“Experience a 4 day hike through rugged mountains and ancient ruins on the way to the famed Machu Picchu.”
— Caleb Joyce
River/Creek · Views · Commonly Backpacked
Permits are required, and many find the use of a guide or outfitter helpful.
This 4 day hike will take you into the clouds at 13,700 feet and through endless Inca ruins. The landscape is stunning, dramatic, and peppered with history.
Need to Know
It's advised to gear up with all water and food before you start your journey since supplies along the route are very limited. Some people bring little toys or candies to give to the children in the villages you'll pass through.
This trek starts out in the small town of Piskacucho. Most outfitters will drop you off here to stage and prepare for your 4 day/3 night journey to Machu Picchu
. Once you are with your guide, you'll enter through the checkpoint where permits are checked. Be sure to bring your passport.
The first day is relatively easy as it follows the Urubamba River Valley. The elevation gain is low. Around 3.5 miles in, you'll come up on the Llactapata Archeological Site. Meander through the ruins and look to the other side of the stream to see neighboring ruins. The first day will most likely end at Wayllabamba, the last community on the Inca Trail.
Day 2 is by far the most strenuous since you'll climb over Dead Woman's Pass, which peaks out just under 14,000 feet above sea level. It's a beautiful section, but most focus on breathing and putting one step in front of the other. A beautiful camp is just over the pass in Llulluchapampa. While running water is available, its bacteria levels are questionable. It's best to bring a filter.

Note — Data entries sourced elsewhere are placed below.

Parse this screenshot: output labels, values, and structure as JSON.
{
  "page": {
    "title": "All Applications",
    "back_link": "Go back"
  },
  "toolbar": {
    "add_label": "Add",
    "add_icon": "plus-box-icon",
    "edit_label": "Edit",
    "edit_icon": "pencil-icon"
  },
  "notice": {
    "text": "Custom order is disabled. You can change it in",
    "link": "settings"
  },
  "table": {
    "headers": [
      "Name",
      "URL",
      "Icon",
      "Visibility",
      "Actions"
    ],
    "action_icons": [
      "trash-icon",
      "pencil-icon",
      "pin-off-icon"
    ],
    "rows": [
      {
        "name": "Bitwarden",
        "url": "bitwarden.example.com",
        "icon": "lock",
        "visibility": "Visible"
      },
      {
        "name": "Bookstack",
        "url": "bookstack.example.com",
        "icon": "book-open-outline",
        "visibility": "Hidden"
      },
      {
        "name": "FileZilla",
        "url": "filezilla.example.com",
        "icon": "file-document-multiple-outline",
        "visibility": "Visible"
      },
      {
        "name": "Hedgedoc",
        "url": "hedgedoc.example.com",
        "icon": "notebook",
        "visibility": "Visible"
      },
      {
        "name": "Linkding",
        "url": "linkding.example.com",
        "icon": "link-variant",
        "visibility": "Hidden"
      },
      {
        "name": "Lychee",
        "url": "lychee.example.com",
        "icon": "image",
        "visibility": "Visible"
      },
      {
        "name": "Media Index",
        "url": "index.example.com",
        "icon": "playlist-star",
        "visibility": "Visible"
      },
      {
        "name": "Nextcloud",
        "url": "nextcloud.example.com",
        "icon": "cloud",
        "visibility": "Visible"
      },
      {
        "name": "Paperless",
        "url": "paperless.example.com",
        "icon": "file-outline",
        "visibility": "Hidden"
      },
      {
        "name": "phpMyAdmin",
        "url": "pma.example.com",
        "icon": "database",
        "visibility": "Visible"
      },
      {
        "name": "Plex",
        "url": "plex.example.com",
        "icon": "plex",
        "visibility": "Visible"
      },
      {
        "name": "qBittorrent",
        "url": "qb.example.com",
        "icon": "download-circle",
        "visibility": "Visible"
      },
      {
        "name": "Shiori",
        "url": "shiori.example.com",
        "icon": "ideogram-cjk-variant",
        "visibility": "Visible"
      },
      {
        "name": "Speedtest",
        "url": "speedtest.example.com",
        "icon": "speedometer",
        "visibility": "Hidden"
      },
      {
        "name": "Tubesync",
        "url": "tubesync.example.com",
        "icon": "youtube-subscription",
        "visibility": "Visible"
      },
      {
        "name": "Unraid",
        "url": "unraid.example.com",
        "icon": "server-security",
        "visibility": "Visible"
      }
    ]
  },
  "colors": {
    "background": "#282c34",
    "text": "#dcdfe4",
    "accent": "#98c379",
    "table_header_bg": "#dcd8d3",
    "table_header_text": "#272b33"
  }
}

Day 3 keeps you high on the peaks as you wind around the mountains exploring and soaking up a handful of Inca ruins. This section is spectacular and unforgettable for historical and geological reasons. Most find their last night at Winay Wayna, giving you only an hour on day four to reach the Sun Gate. This is the best way to beat the rush of people visiting Machu Picchu
via train and bus.
History & Background
Inca ruins galore, need I say more?!